**WORK TO COMPLETE:** The answer should be every line below, repeated exactly, with the images left out.

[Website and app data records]
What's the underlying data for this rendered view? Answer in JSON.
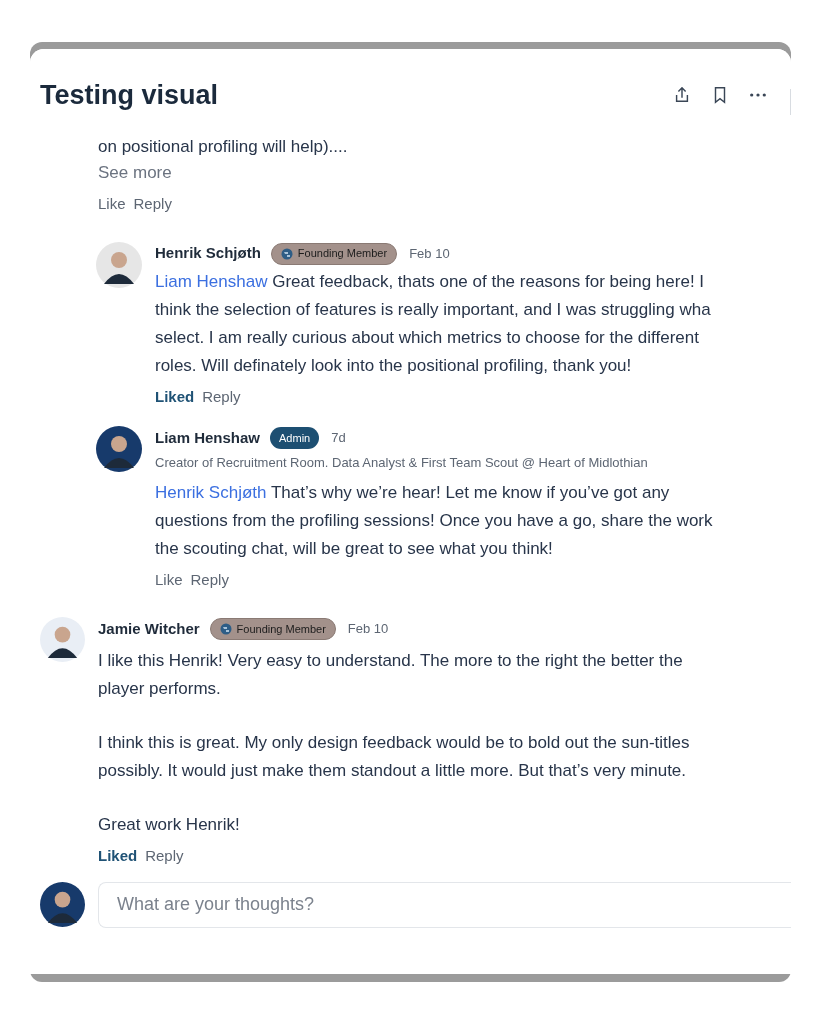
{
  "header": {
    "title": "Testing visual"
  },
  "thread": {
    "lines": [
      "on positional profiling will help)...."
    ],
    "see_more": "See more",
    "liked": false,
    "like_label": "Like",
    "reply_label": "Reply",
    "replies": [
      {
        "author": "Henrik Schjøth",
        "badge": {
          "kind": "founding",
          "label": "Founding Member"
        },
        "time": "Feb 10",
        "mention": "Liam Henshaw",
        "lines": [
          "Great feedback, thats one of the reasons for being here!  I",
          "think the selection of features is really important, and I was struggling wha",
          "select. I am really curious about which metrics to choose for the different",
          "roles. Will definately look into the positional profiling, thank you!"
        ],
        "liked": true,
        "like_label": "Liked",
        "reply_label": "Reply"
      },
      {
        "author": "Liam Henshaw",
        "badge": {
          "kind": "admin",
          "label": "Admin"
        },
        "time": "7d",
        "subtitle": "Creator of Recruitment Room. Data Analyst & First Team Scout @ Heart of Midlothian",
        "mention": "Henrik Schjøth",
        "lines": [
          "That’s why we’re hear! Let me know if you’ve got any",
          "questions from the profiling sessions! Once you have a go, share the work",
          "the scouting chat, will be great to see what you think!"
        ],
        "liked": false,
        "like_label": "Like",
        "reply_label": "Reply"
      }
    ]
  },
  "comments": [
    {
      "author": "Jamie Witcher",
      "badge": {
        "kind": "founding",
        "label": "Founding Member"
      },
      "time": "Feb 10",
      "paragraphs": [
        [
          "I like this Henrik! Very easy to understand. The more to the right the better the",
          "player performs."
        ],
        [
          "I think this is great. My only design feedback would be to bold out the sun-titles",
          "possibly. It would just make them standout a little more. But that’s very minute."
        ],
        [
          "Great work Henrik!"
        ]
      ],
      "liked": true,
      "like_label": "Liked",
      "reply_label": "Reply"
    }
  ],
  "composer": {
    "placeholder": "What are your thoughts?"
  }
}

**SOLUTION:**
What's the underlying data for this rendered view? Answer in JSON.
{
  "header": {
    "title": "Testing visual"
  },
  "thread": {
    "lines": [
      "on positional profiling will help)...."
    ],
    "see_more": "See more",
    "liked": false,
    "like_label": "Like",
    "reply_label": "Reply",
    "replies": [
      {
        "author": "Henrik Schjøth",
        "badge": {
          "kind": "founding",
          "label": "Founding Member"
        },
        "time": "Feb 10",
        "mention": "Liam Henshaw",
        "lines": [
          "Great feedback, thats one of the reasons for being here!  I",
          "think the selection of features is really important, and I was struggling wha",
          "select. I am really curious about which metrics to choose for the different",
          "roles. Will definately look into the positional profiling, thank you!"
        ],
        "liked": true,
        "like_label": "Liked",
        "reply_label": "Reply"
      },
      {
        "author": "Liam Henshaw",
        "badge": {
          "kind": "admin",
          "label": "Admin"
        },
        "time": "7d",
        "subtitle": "Creator of Recruitment Room. Data Analyst & First Team Scout @ Heart of Midlothian",
        "mention": "Henrik Schjøth",
        "lines": [
          "That’s why we’re hear! Let me know if you’ve got any",
          "questions from the profiling sessions! Once you have a go, share the work",
          "the scouting chat, will be great to see what you think!"
        ],
        "liked": false,
        "like_label": "Like",
        "reply_label": "Reply"
      }
    ]
  },
  "comments": [
    {
      "author": "Jamie Witcher",
      "badge": {
        "kind": "founding",
        "label": "Founding Member"
      },
      "time": "Feb 10",
      "paragraphs": [
        [
          "I like this Henrik! Very easy to understand. The more to the right the better the",
          "player performs."
        ],
        [
          "I think this is great. My only design feedback would be to bold out the sun-titles",
          "possibly. It would just make them standout a little more. But that’s very minute."
        ],
        [
          "Great work Henrik!"
        ]
      ],
      "liked": true,
      "like_label": "Liked",
      "reply_label": "Reply"
    }
  ],
  "composer": {
    "placeholder": "What are your thoughts?"
  }
}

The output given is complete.